== Segment start ==

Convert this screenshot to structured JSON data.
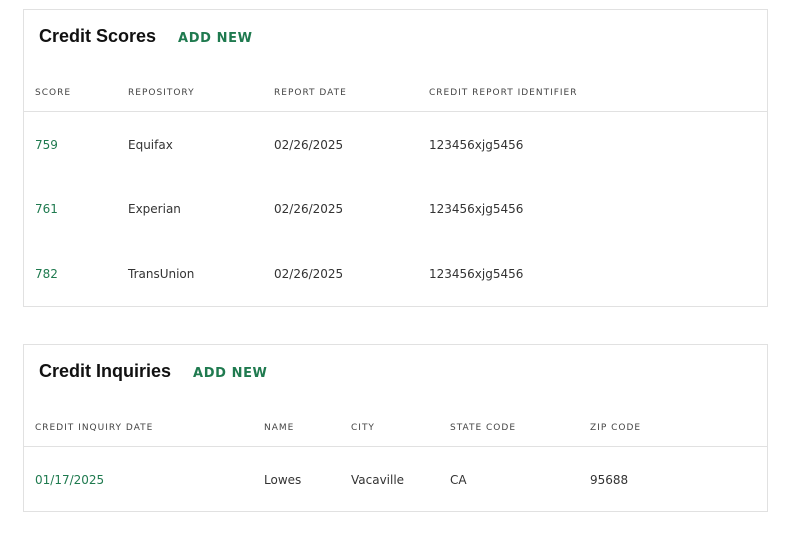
{
  "credit_scores": {
    "title": "Credit Scores",
    "add_new_label": "ADD NEW",
    "columns": [
      "SCORE",
      "REPOSITORY",
      "REPORT DATE",
      "CREDIT REPORT IDENTIFIER"
    ],
    "rows": [
      {
        "score": "759",
        "repository": "Equifax",
        "report_date": "02/26/2025",
        "identifier": "123456xjg5456"
      },
      {
        "score": "761",
        "repository": "Experian",
        "report_date": "02/26/2025",
        "identifier": "123456xjg5456"
      },
      {
        "score": "782",
        "repository": "TransUnion",
        "report_date": "02/26/2025",
        "identifier": "123456xjg5456"
      }
    ]
  },
  "credit_inquiries": {
    "title": "Credit Inquiries",
    "add_new_label": "ADD NEW",
    "columns": [
      "CREDIT INQUIRY DATE",
      "NAME",
      "CITY",
      "STATE CODE",
      "ZIP CODE"
    ],
    "rows": [
      {
        "inquiry_date": "01/17/2025",
        "name": "Lowes",
        "city": "Vacaville",
        "state_code": "CA",
        "zip_code": "95688"
      }
    ]
  },
  "colors": {
    "accent": "#1f7a4f",
    "border": "#e1e1e1",
    "title": "#111111"
  }
}
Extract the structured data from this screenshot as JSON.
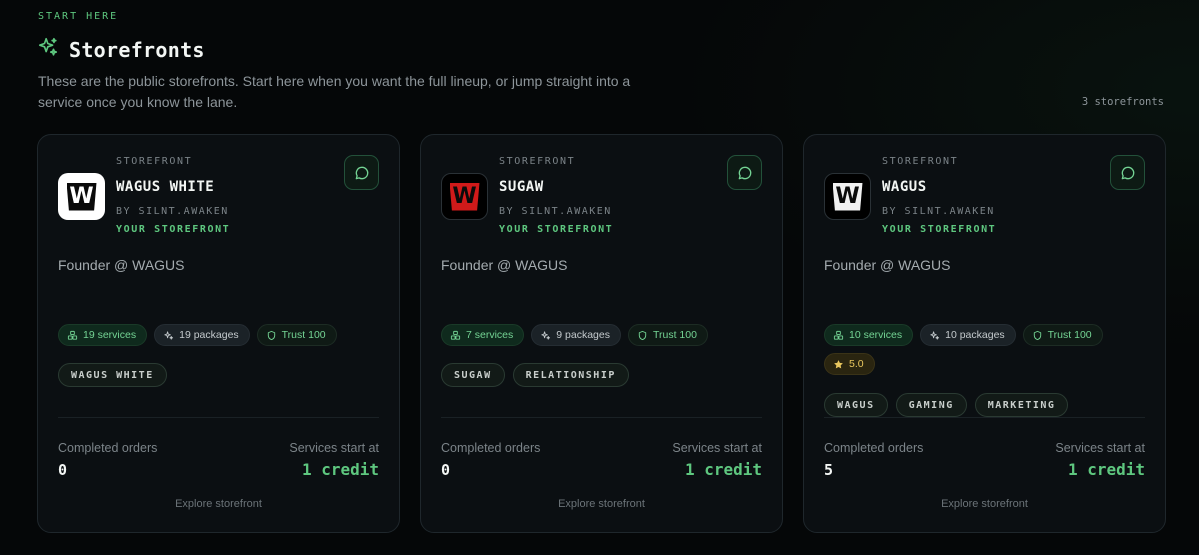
{
  "header": {
    "eyebrow": "START HERE",
    "title": "Storefronts",
    "title_icon": "sparkle-icon",
    "intro": "These are the public storefronts. Start here when you want the full lineup, or jump straight into a service once you know the lane.",
    "count": "3 storefronts"
  },
  "colors": {
    "accent": "#5ec77f",
    "background": "#050708",
    "card": "#0b0f12",
    "gold": "#e9c75e"
  },
  "cards": [
    {
      "eyebrow": "STOREFRONT",
      "logo_letter": "W",
      "name": "WAGUS WHITE",
      "byline": "BY SILNT.AWAKEN",
      "ownership": "YOUR STOREFRONT",
      "bio": "Founder @ WAGUS",
      "services": "19 services",
      "packages": "19 packages",
      "trust": "Trust 100",
      "tags": [
        "WAGUS WHITE"
      ],
      "completed_label": "Completed orders",
      "completed": "0",
      "start_label": "Services start at",
      "start": "1 credit",
      "explore": "Explore storefront"
    },
    {
      "eyebrow": "STOREFRONT",
      "logo_letter": "W",
      "name": "SUGAW",
      "byline": "BY SILNT.AWAKEN",
      "ownership": "YOUR STOREFRONT",
      "bio": "Founder @ WAGUS",
      "services": "7 services",
      "packages": "9 packages",
      "trust": "Trust 100",
      "tags": [
        "SUGAW",
        "RELATIONSHIP"
      ],
      "completed_label": "Completed orders",
      "completed": "0",
      "start_label": "Services start at",
      "start": "1 credit",
      "explore": "Explore storefront"
    },
    {
      "eyebrow": "STOREFRONT",
      "logo_letter": "W",
      "name": "WAGUS",
      "byline": "BY SILNT.AWAKEN",
      "ownership": "YOUR STOREFRONT",
      "bio": "Founder @ WAGUS",
      "services": "10 services",
      "packages": "10 packages",
      "trust": "Trust 100",
      "rating": "5.0",
      "tags": [
        "WAGUS",
        "GAMING",
        "MARKETING"
      ],
      "completed_label": "Completed orders",
      "completed": "5",
      "start_label": "Services start at",
      "start": "1 credit",
      "explore": "Explore storefront"
    }
  ]
}
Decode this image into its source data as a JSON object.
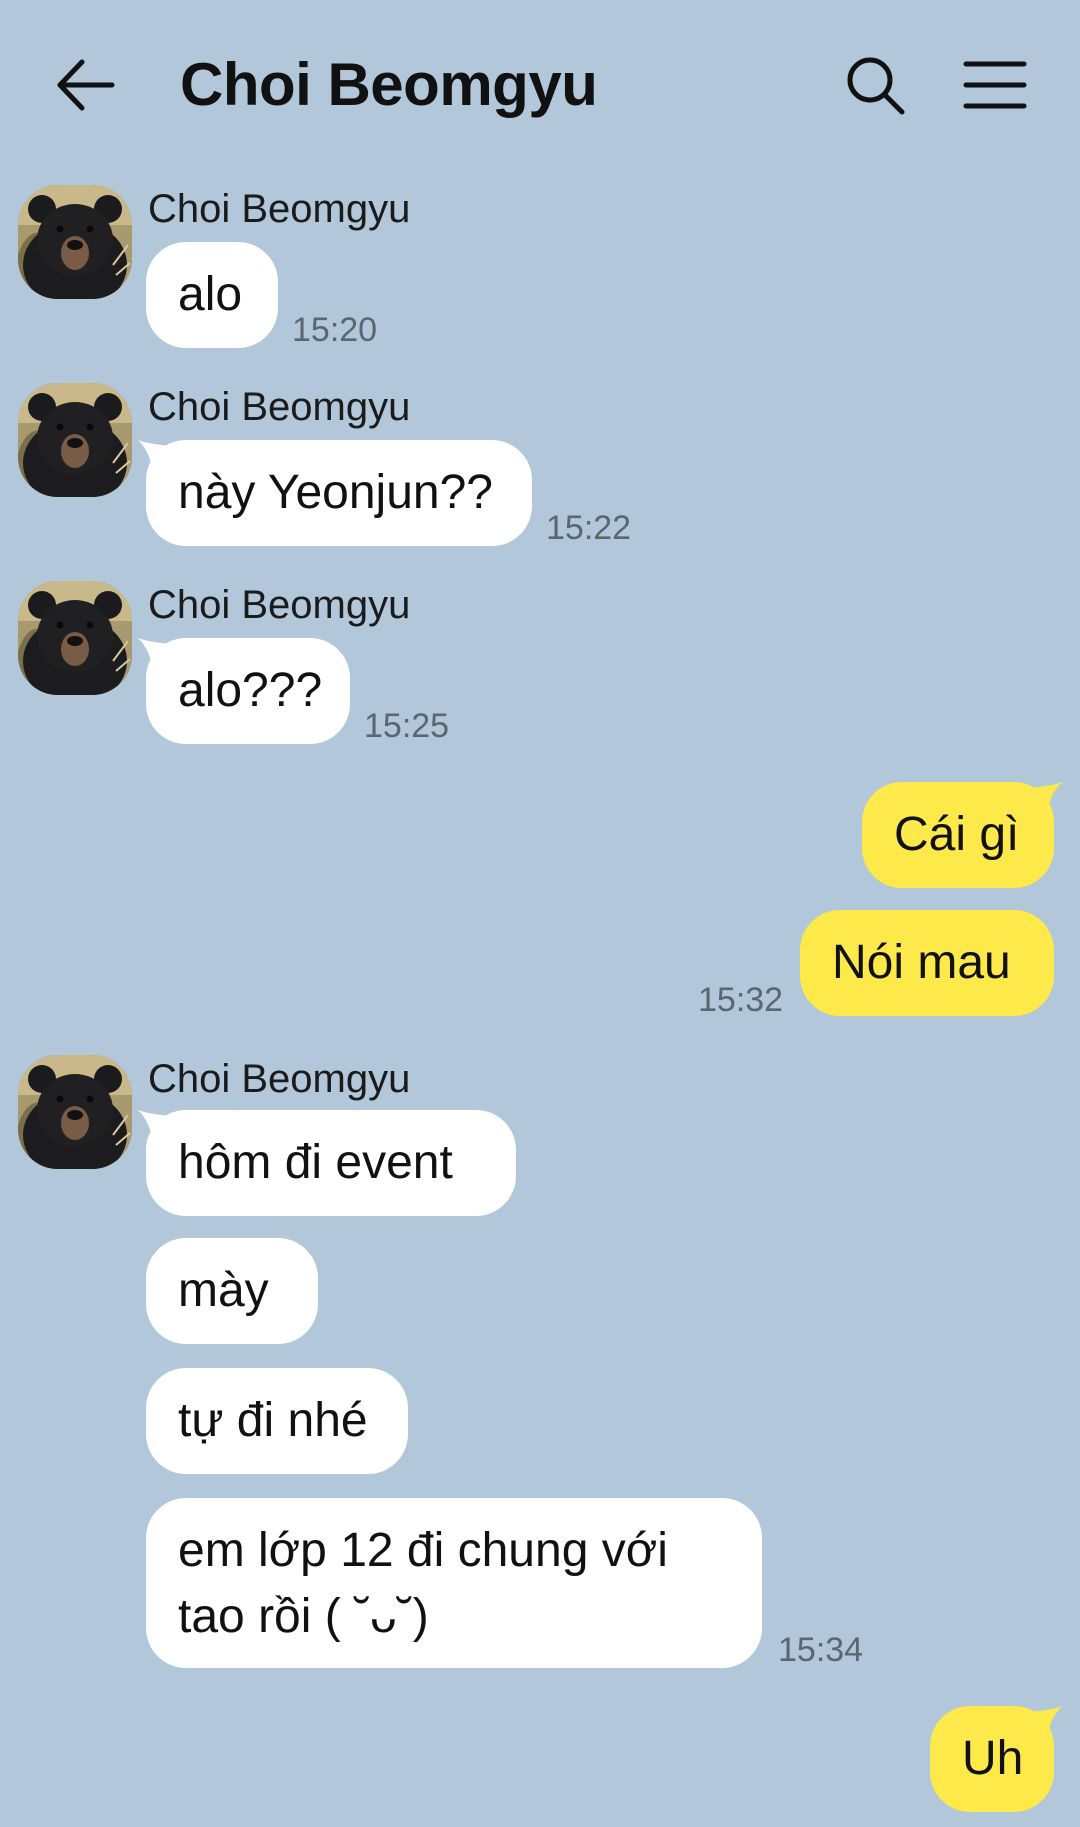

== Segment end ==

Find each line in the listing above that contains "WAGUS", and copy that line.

      "name": "WAGUS WHITE",
      "bio": "Founder @ WAGUS",
        "WAGUS WHITE"
      "bio": "Founder @ WAGUS",
      "name": "WAGUS",
      "bio": "Founder @ WAGUS",
        "WAGUS",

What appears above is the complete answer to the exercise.